challenges in designing visual interfaces for multiple display
ecosystems such as the combination of small touch driven
private input displays eg. (a set of iPhones) coupled with
large public displays such as information kiosks, digital notice
boards, Diamondtouch or Microsoft Surface.
Topics of Interest
Based on the submissions received, these topics will be
refined into 3 or 4 specific themes for group work and discussion
at the workshop.
- Developing evaluation strategies to cope with the complex nature of multi-display environments
- Ethnography and user studies of visual interfaces relying on coupled displays
- Understanding the design space and identifying factors that influence user interactions in this space
- The impact of social conventions on the design of suitable interaction techniques for shared and private displays
- Exploring interaction techniques that facilitate multi-display interfaces
- Novel interaction techniques for both private and public multi-touch devices as part of multi-display environments
- Techniques for supporting input re-direction and distributing information between displays
- SDK/APIs and IDEs for the development of coupled display visual interfaces.
We invite contributions from researchers and practitioners
working in the area of multi-display environments and
interactive surfaces coupled with private displays. Interested
attendees should submit a short position paper of less than 4
pages according to the format detailed on our website. Based
on a international peer review of the position papers about 10
to 15 participants will be invited to attend the workshop.
The workshop will be for a full day and structured to provide maximum time for
group discussion and brainstorming. Each participant will be expected to be familiar
with all position papers (which will be available to them well in advance of the
event). The workshop will structured around four sessions (separated by the morning
break, lunch and afternoon break). In the first session the participants will briefly
introduce themselves and then provide very brief presentations noting the key
points from their position papers. Following this we will engage in a brainstorming to
outline key discussion topics for the two midday sessions. In the second and third
session the group will be divided into sub-groups moderated by the workshop
organizers to have focused discussions on some of the key topics identified earlier. In
the fourth session the group will reconvene to summarize the advances identified in
the breakout discussions
The workshop will end with a detailed discussion to define immediate next steps, including a revised EU COST action, requests for contribution to a planned research book and a discussion of future steps for this plan and target dates.
Submissions should be prepared according to the ACM proceedings template format.
The maximum number of pages allotted for each workshop position paper is 4 pages.
All submissions must be emailed to by March 19, 2010, 11:59 pm PST

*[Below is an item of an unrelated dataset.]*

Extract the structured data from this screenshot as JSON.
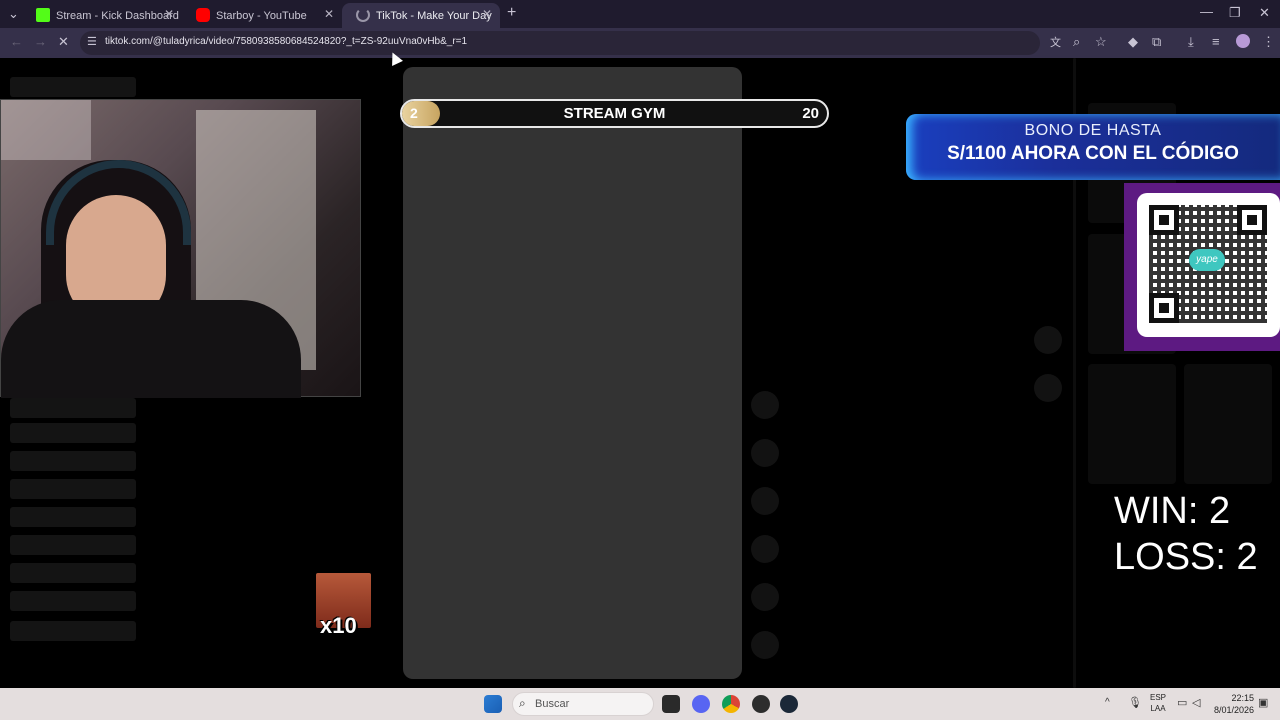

Paper submission deadline: Mar 19, 2010
Notification of acceptance: Mar 30, 2010
Camera ready version: Apr 10, 2010
Workshop: May 25, 2010
Organizers and Chairs
International Program Committee
- Albrecht Schmidt, Universität Duisburg-Essen, Germany
- Antonio Krüger, Saarland University, Germany
- Carl Gutwin, University of Saskatchewan, Canada
- Christian Kray, University of Newcastle, UK
- Corina Sas, Lancaster University, UK
- Daniel Widgor, Microsoft, USA
- Dima Aliakseyeu, Philips Research Labs, The Netherlands
- Frédéric Vernier, University Paris Sud, LIMSI-CNRS labs, France
- Giulio Jacucci, Helsinki Institute for Information Technology, Finland
- Kenton O'Hara, Microsoft Research Cambridge and University of Bristol, UK
- Kevin McCarthy, CLARITY, University College Dublin, Ireland
- Michael Rohs, Deutsche Telekom Laboratories, TU Berlin, Germany
- Miguel Nacenta, University of Calgary, Canada
- Patrick Baudisch, Hasso Plattner Institute, Berlin, Germany
- Umer Rashid, Human Interface Technology Lab, Australia
- Ravin Balakrishnan , University of Toronto, Canada
- Rodger Lea, University of British Columbia, Canada
- Sebastian Boring, University of Munich, Germany
- Stacey Scott, University of Waterloo, Canada
- Tico Ballagas, Nokia Research, USA